Posted June 3, 2011
Sometimes making transportation more sustainable is as simple as easing off the gas pedal or, in the case of Washington State Ferries, adjusting a throttle setting to use less diesel fuel.
Take the Puyallup and Spokane, for instance. The 202-car and 188-car vessels reduced fuel consumption on the Kingston/Edmonds route by 6 percent per ship earlier this year after the Puyallup’s chief engineer and masters recommended easing off the throttle during off-peak hours to save fuel, carbon emissions and money.
That simple change saved about 7,000 gallons of diesel per month per boat without affecting safety or on-time performance. A trial period has been extended to the end of June to see if similar throttle adjustments could work on other routes.
Ferries also is helping passengers conserve fuel when traveling to and from ferry terminals with a rideshare program that recently earned top honors. Ferries won a Commuter Challenge Diamond Award for its program that offers fare discounts to vanpoolers and sends them – and carpoolers too – to the front of the line.

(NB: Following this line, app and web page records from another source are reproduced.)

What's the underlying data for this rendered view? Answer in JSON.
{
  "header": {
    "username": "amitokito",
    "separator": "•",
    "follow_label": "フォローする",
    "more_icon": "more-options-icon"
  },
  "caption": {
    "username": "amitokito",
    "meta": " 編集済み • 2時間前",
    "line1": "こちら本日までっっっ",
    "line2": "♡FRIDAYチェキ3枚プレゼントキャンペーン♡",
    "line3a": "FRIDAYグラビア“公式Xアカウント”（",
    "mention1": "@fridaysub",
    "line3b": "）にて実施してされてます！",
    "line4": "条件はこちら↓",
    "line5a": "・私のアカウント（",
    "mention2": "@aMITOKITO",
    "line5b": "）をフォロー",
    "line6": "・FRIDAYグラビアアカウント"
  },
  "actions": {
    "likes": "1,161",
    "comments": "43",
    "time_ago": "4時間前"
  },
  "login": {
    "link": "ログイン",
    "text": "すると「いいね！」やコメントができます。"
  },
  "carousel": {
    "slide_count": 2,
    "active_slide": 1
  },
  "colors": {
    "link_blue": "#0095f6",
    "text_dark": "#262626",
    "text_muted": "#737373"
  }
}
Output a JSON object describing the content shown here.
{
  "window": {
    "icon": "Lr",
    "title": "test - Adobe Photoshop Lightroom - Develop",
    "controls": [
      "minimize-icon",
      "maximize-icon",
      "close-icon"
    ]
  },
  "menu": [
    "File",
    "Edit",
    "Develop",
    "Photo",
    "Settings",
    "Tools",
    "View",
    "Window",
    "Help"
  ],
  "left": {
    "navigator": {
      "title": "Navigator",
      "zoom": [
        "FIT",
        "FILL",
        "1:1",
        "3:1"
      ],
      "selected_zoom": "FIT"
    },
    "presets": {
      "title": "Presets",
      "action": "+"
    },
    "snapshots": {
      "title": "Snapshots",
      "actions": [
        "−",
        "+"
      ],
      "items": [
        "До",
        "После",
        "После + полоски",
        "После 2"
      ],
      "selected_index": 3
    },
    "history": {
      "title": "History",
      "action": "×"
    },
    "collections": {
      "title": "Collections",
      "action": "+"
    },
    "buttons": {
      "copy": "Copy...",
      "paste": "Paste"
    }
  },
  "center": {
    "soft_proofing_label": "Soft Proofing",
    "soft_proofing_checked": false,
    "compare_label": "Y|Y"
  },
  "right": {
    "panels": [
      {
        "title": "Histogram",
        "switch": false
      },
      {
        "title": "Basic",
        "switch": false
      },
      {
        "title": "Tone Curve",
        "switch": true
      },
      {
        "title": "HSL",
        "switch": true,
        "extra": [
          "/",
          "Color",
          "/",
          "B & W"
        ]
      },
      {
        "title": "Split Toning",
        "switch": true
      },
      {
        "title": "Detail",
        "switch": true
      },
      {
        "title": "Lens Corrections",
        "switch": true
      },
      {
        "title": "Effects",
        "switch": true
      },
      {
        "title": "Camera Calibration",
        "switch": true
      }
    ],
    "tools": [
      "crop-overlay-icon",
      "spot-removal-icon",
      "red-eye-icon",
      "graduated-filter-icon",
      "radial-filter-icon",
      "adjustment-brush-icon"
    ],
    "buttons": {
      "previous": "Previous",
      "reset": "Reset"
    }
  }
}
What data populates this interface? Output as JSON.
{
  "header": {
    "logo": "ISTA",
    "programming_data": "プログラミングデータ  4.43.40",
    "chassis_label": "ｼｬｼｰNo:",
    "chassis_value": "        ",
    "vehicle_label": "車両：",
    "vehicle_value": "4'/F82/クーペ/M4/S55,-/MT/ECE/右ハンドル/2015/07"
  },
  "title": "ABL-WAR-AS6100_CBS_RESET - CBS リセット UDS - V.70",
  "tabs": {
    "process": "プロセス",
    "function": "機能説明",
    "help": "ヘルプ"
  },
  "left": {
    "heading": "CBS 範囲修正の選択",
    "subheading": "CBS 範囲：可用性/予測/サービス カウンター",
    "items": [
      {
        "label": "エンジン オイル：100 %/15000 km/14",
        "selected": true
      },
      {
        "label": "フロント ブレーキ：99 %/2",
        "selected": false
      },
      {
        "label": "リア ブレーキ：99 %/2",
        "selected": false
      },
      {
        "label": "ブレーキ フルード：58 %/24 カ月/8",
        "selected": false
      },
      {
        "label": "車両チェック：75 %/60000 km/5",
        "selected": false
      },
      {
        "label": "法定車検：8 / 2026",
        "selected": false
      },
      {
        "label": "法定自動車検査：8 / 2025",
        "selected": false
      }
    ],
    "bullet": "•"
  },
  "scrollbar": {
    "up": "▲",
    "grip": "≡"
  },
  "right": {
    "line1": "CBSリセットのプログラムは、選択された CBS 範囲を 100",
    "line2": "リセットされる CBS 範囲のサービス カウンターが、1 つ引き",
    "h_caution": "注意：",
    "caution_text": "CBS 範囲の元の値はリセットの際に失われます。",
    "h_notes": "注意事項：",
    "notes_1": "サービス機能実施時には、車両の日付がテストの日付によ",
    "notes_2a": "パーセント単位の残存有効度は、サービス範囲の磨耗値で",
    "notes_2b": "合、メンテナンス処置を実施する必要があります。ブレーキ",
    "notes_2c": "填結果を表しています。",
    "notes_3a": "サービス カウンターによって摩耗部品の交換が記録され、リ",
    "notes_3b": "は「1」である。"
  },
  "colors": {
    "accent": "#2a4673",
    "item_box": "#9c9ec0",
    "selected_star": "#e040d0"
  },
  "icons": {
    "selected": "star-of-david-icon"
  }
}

Vanpools that pay a $20 annual registration fee are exempt from vehicle fares, and drivers sail free too when accompanied by four paying passengers. Both registered vanpools and carpools carrying three people or more also skip the line when boarding and disembarking, saving them about 10 minutes each trip.
The program’s seven Puget Sound ferry routes now carry about 172 vanpools and 67 carpools each weekday. “For example,” explains Assistant Secretary David Moseley, “19 vanpools travel on the 4:20 p.m. weekday sailing from Fauntleroy – that’s 22 percent of the ferry!”
Stay tuned because ferries is thinking and working on more ways to provide a reliable, responsible and sustainable transportation system.
Posted April 27, 2011
You recycle those paper cups, bottles and old documents to keep them out of the landfill. Curious to find out how much landfill space a 300-foot-long, four-lane bridge would take?
Neither was WSDOT’s I-405 project team. That’s why they recycled 100 percent of the NE 12th Street bridge that spanned I-405 in downtown Bellevue. Crews demolished it in March after completing a longer, wider bridge to connect new ramps to I-405 and SR 520.
Workers hauled off to recyclers nearly 4,000 tons of concrete, 225 tons of rebar and truck loads of wood. In addition to cutting carbon emissions from production, recycling construction materials saves money.
“In the old days it would’ve been taken to a landfill,” said Seema Javeri, project engineer for the bridge demolition and replacement. “Now we’re recycling road and bridge materials and even going back and restoring DOT property that was used for dumping 25 years ago.”
The state does not require recycling in bridge demolition, but it is becoming the norm as the market for recycled materials grows. Today our engineers routinely write construction specifications that make it easier to recycle materials.
“It’s one thing to recycle material,” said Steve Mader, an environmental manager for I-405 Corridor Design-Builders, “but it’s better to upcycle” or preserve materials during demolition to keep them in good condition for reuse. His firm routinely crumbles concrete on site for use as base rock. And his crews take care not to twist and mangle used rebar, which can increase its market value as much as five times.
Starting back in the 2002 with its Record of Decision, the I-405 program team has followed a guiding principle to leave the environment better then they found it, Javeri said. That means building better drainage and filtration systems, planting more vegetation and recycling more materials.